Young people especially felt dismay at the party’s lack of action. Jack Boag, a former member, told me: “They need Young Scots for Independence and the students to knock on doors, but then we’re not listened to when we say these are the things we want to change in the party.”

Some of the young activists I spoke to told of travelling from Glasgow to Shetland to campaign in by-elections, or from Aberdeen to Bellshill to promote council candidates.

The people leaving are “people that everybody knows”, one former member told me, “because they are the people who do things and make themselves known and turn up to conferences and run the fundraisers”.

Failure to act now would “lose even more of the people who actually stuff the envelopes, knock the doors, talk to the voters, and hand out the leaflets,” they added.

Despite their frustrations, however, most still considered Nicola Sturgeon to be a trans ally.

Pointing to the off-the-cuff video released by the First Minister addressing concerns of transphobia within the party, Rayya tells me: “I think she’s genuinely worried about the SNP being seen like that.

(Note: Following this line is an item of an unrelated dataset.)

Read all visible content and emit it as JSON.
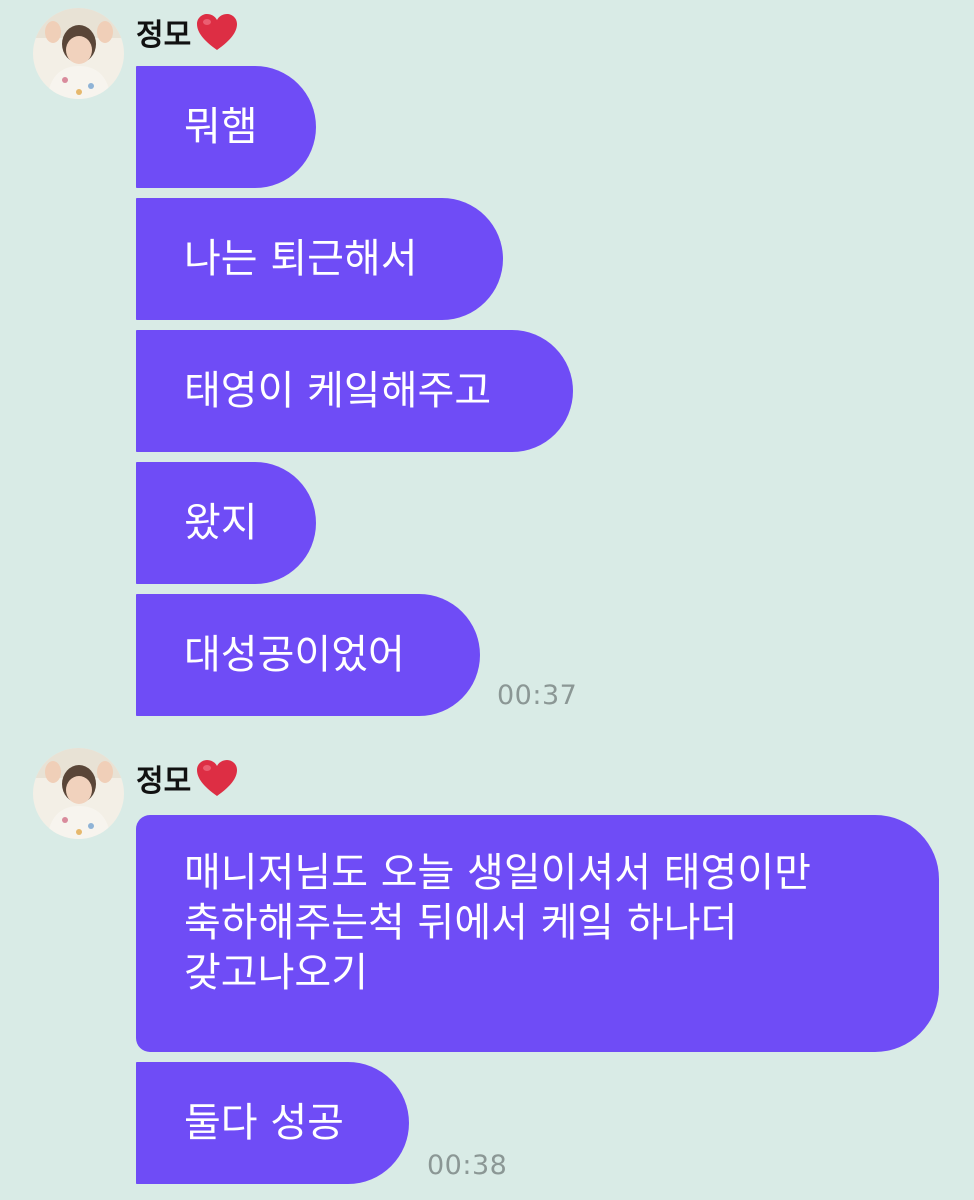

I don’t think that’s how she wants the SNP to be seen.”

WATCH: Nicola Sturgeon speaks out against accusations of transphobia in SNP

“I was delighted to see Nicola Sturgeon responded on the day that several people left,” another told me.

“I thought, here is someone who listens and perhaps our actions do create some positive change” before concluding “but it would be what I would term the bare minimum.”

The First Minister’s invitation to “come home” appealed to many of those I spoke to – but not before progress is made. Two clear themes for reconciliation emerged: action and accountability.

“People can have the views they want, but they need to be accountable for the culture

that they are creating,” Rayya says. “I’m not interested in recriminations against members of the party who I don’t like. I just want justice and equality for trans people. It’s overdue.

“If they had just taken the results of the first consultation and put Gender Recognition Act reform through, yeah, it would have ruffled a few feathers but it wouldn’t have … actually divided people. It’s really sad that that happened.”

Listening to those who left paints a picture of frustration and deep sadness that things have been allowed to fester for as long as they have. Whatever action the party take though, it may not be enough to bring some back.

As one former member noted: “For me it’s not just whether I would want to come back to the party. It’s whether I feel I was even wanted.

“The way things are now, and the comments I’ve received ... I know I wouldn’t be welcome.”